12. Rose essential oil has to go through testing and certification process.
Rose is touted for its health benefits only if the essential oil is certified pure and organic. If it’s going to be marketed as such, it has to go through a lengthy and costly testing and organic certification process. The fees, which are going to be carried over to the consumers of the rose essential oil, may also vary according to the country’s laws on organic products.
Is it Possible to Make a Rose Essential oil from Home?
Please don’t hate me, but for all the reasons I listed above on why rose essential oil is expensive, they’re also most of the reasons why I believe it’s almost impossible to distill TRUE rose essential oil from home.
A home garden would simply not have enough real estate to grow the number of special rose plants that need specific climate conditions for optimal oil content in the petals.
And even if you have acres, you will need specialty equipment, enough flower pickers for that time-sensitive harvest, among all other things that we’ve just talked about.
However, it is still possible to enjoy the beautiful rose scent from your garden by making your own rose infused oil.
How to Make Your Own Rose Infused Oil
A rose infused oil is more accessible for home crafters than essential oils. It’s a lot easier to make and doesn’t require much time or money to produce.
Think of it as a much diluted version of an essential oil. Unlike essential oil, the rose infused oil will not have the same potency (which are vital for medicinal uses), but it will have some of the broader biochemistry of the rose plant.
1. Prepping the Rose Petals
Ensure that the rose petals that you’re going to use are organic and free of pesticides. Wash the rose petals and let it dry on paper towels.
I recommend using dried rose petals because I worry about because of the high water content in fresh petals which might cause condensation and mold to develop in the infusion.
If using fresh rose petals, I suggest to wilt it first in a warm area, but away from direct sun, in a single layer. This will lessen the water content but still preserve the aroma.
Sanitize and dry a wide-mouth glass jar. Tear the rose petals and place in the jar until about 2/3 or 3/4 full. Then fill the jar with your chosen carrier oil (grapeseed, oilive oil, jojoba, etc.) , making sure that the oil covers all the petals by at least an inch.
Note: If using harder butters like shea or coconut oil, you might need to put the jar in a bain marie or hot water bath to melt the oil completely.
2. Heat the Rose Petals in the Carrier Oil
Screw the lid on the jar and seal tightly and shake to incorporate. Place the jar on a pot of freshly boiled water and leave it there until the water cools down. Alternatively, you can place in a sunny window where you can easily access your infusion to shake and inspect from time to time.
3. Store the Rose Infused Oil

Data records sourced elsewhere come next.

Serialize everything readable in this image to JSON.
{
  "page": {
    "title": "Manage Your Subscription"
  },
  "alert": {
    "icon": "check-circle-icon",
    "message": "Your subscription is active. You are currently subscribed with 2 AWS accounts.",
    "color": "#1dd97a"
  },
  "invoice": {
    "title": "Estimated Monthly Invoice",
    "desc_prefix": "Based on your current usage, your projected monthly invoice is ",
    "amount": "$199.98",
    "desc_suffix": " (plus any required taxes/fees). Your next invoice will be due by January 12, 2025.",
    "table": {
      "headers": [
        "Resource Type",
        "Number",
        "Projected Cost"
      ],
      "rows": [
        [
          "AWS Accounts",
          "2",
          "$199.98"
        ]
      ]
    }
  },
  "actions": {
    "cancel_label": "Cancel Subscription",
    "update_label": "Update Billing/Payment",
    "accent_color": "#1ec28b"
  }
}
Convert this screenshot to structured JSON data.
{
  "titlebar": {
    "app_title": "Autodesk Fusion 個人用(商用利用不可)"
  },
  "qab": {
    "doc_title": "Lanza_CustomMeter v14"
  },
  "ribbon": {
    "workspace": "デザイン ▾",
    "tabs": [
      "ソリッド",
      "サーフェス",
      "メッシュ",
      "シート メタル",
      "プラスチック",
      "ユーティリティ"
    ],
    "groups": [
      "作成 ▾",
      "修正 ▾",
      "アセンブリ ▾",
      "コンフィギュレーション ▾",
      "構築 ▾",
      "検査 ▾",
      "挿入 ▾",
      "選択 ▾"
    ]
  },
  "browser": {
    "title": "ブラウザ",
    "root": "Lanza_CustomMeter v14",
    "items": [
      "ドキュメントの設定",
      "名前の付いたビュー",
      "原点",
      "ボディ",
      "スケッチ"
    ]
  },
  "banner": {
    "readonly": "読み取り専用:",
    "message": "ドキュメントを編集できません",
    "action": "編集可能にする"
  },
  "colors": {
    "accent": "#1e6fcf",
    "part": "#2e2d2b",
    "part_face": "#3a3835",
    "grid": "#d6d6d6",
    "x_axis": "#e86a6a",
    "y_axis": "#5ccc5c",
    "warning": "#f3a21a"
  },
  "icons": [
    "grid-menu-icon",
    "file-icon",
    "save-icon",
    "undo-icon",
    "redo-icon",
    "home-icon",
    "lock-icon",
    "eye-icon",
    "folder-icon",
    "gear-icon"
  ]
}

The infusion will be ready to use it in 24 hours, but I suggest to let the infusion steep for 2 to 6 weeks. Of course, the longer it steeps, the more potent it is. You can opt to top up with more rose petals to steep again for a stronger infusion.
When the infusion is ready, You may choose to strain it into a smaller clean and dry glass bottle (preferably amber or dark-colored) lined with cheesecloth or muslin.
You rose infused oil may keep up to 6 months, and maybe up to a year if using dried rose petals.
The high-cost of the production of the rose essential oil is the main reason why it is very expensive. It involves a lot of equipment, chemistry, and labor, to make its production possible, which is why it’s difficult to produce at home. But while it is expensive, looking at $100 or more for a 15ml bottle, people are still willing to buy it because of the captivating aroma and the therapeutic benefits that come with it.